WORK TO BE COMPLETED: The records that follow should be retyped word for word.

Excerpts from an interface dataset:
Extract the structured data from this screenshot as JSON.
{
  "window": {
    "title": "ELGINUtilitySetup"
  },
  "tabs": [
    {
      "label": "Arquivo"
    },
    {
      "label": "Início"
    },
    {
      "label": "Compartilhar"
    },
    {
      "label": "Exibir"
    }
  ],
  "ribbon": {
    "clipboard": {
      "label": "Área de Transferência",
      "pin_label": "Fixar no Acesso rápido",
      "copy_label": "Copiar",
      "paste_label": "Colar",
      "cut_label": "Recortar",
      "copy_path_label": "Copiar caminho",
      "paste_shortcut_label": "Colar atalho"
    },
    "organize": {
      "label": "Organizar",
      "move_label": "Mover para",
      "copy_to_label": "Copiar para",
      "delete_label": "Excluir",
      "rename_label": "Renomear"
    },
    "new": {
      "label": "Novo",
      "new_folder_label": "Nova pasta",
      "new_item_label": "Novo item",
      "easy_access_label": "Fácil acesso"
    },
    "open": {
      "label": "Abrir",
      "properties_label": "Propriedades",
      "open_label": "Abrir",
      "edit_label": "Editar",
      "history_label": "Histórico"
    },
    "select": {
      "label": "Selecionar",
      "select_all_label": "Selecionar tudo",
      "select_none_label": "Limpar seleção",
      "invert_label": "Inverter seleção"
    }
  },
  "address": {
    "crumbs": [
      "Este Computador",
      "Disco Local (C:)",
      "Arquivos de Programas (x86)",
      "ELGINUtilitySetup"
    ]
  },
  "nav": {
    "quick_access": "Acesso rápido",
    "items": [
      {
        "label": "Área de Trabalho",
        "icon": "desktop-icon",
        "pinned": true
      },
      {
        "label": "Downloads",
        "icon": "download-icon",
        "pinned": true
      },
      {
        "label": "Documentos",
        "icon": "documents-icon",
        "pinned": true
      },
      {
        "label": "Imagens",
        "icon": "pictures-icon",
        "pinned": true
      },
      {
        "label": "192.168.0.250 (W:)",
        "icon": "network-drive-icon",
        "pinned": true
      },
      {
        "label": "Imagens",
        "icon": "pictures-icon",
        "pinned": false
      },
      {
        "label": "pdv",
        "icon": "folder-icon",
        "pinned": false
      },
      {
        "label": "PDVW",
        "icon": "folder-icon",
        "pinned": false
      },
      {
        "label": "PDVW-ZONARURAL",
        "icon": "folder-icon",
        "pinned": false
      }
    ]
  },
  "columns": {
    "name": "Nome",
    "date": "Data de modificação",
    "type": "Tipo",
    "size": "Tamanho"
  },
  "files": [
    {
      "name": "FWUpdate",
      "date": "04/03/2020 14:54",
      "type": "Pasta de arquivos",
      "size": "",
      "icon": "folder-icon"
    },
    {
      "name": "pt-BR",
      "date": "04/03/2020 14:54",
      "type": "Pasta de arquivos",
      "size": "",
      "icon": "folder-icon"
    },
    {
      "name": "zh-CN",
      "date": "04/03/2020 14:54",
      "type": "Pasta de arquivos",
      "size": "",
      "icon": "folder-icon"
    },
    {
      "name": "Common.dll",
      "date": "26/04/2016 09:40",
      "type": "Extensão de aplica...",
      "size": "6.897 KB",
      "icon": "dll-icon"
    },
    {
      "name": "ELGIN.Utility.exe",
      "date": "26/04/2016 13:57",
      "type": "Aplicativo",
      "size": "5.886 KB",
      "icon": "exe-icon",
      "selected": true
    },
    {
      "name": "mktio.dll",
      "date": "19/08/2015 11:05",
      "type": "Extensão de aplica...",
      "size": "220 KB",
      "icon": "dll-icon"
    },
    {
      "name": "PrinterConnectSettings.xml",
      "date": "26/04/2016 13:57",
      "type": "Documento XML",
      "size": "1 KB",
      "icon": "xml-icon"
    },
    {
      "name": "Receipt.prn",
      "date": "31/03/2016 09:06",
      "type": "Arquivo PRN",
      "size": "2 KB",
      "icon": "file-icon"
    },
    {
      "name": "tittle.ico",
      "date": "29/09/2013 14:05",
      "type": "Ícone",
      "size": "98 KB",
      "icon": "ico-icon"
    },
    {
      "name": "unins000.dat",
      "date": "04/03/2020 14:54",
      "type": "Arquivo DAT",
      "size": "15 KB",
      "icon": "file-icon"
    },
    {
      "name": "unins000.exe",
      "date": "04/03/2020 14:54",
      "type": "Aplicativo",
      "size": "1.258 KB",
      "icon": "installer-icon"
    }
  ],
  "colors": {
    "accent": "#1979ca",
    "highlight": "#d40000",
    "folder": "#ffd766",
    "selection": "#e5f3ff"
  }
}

OUTPUT FOR THIS TASK:
Extract the structured data from this screenshot as JSON.
{
  "window": {
    "title": "ELGINUtilitySetup"
  },
  "tabs": [
    {
      "label": "Arquivo"
    },
    {
      "label": "Início"
    },
    {
      "label": "Compartilhar"
    },
    {
      "label": "Exibir"
    }
  ],
  "ribbon": {
    "clipboard": {
      "label": "Área de Transferência",
      "pin_label": "Fixar no Acesso rápido",
      "copy_label": "Copiar",
      "paste_label": "Colar",
      "cut_label": "Recortar",
      "copy_path_label": "Copiar caminho",
      "paste_shortcut_label": "Colar atalho"
    },
    "organize": {
      "label": "Organizar",
      "move_label": "Mover para",
      "copy_to_label": "Copiar para",
      "delete_label": "Excluir",
      "rename_label": "Renomear"
    },
    "new": {
      "label": "Novo",
      "new_folder_label": "Nova pasta",
      "new_item_label": "Novo item",
      "easy_access_label": "Fácil acesso"
    },
    "open": {
      "label": "Abrir",
      "properties_label": "Propriedades",
      "open_label": "Abrir",
      "edit_label": "Editar",
      "history_label": "Histórico"
    },
    "select": {
      "label": "Selecionar",
      "select_all_label": "Selecionar tudo",
      "select_none_label": "Limpar seleção",
      "invert_label": "Inverter seleção"
    }
  },
  "address": {
    "crumbs": [
      "Este Computador",
      "Disco Local (C:)",
      "Arquivos de Programas (x86)",
      "ELGINUtilitySetup"
    ]
  },
  "nav": {
    "quick_access": "Acesso rápido",
    "items": [
      {
        "label": "Área de Trabalho",
        "icon": "desktop-icon",
        "pinned": true
      },
      {
        "label": "Downloads",
        "icon": "download-icon",
        "pinned": true
      },
      {
        "label": "Documentos",
        "icon": "documents-icon",
        "pinned": true
      },
      {
        "label": "Imagens",
        "icon": "pictures-icon",
        "pinned": true
      },
      {
        "label": "192.168.0.250 (W:)",
        "icon": "network-drive-icon",
        "pinned": true
      },
      {
        "label": "Imagens",
        "icon": "pictures-icon",
        "pinned": false
      },
      {
        "label": "pdv",
        "icon": "folder-icon",
        "pinned": false
      },
      {
        "label": "PDVW",
        "icon": "folder-icon",
        "pinned": false
      },
      {
        "label": "PDVW-ZONARURAL",
        "icon": "folder-icon",
        "pinned": false
      }
    ]
  },
  "columns": {
    "name": "Nome",
    "date": "Data de modificação",
    "type": "Tipo",
    "size": "Tamanho"
  },
  "files": [
    {
      "name": "FWUpdate",
      "date": "04/03/2020 14:54",
      "type": "Pasta de arquivos",
      "size": "",
      "icon": "folder-icon"
    },
    {
      "name": "pt-BR",
      "date": "04/03/2020 14:54",
      "type": "Pasta de arquivos",
      "size": "",
      "icon": "folder-icon"
    },
    {
      "name": "zh-CN",
      "date": "04/03/2020 14:54",
      "type": "Pasta de arquivos",
      "size": "",
      "icon": "folder-icon"
    },
    {
      "name": "Common.dll",
      "date": "26/04/2016 09:40",
      "type": "Extensão de aplica...",
      "size": "6.897 KB",
      "icon": "dll-icon"
    },
    {
      "name": "ELGIN.Utility.exe",
      "date": "26/04/2016 13:57",
      "type": "Aplicativo",
      "size": "5.886 KB",
      "icon": "exe-icon",
      "selected": true
    },
    {
      "name": "mktio.dll",
      "date": "19/08/2015 11:05",
      "type": "Extensão de aplica...",
      "size": "220 KB",
      "icon": "dll-icon"
    },
    {
      "name": "PrinterConnectSettings.xml",
      "date": "26/04/2016 13:57",
      "type": "Documento XML",
      "size": "1 KB",
      "icon": "xml-icon"
    },
    {
      "name": "Receipt.prn",
      "date": "31/03/2016 09:06",
      "type": "Arquivo PRN",
      "size": "2 KB",
      "icon": "file-icon"
    },
    {
      "name": "tittle.ico",
      "date": "29/09/2013 14:05",
      "type": "Ícone",
      "size": "98 KB",
      "icon": "ico-icon"
    },
    {
      "name": "unins000.dat",
      "date": "04/03/2020 14:54",
      "type": "Arquivo DAT",
      "size": "15 KB",
      "icon": "file-icon"
    },
    {
      "name": "unins000.exe",
      "date": "04/03/2020 14:54",
      "type": "Aplicativo",
      "size": "1.258 KB",
      "icon": "installer-icon"
    }
  ],
  "colors": {
    "accent": "#1979ca",
    "highlight": "#d40000",
    "folder": "#ffd766",
    "selection": "#e5f3ff"
  }
}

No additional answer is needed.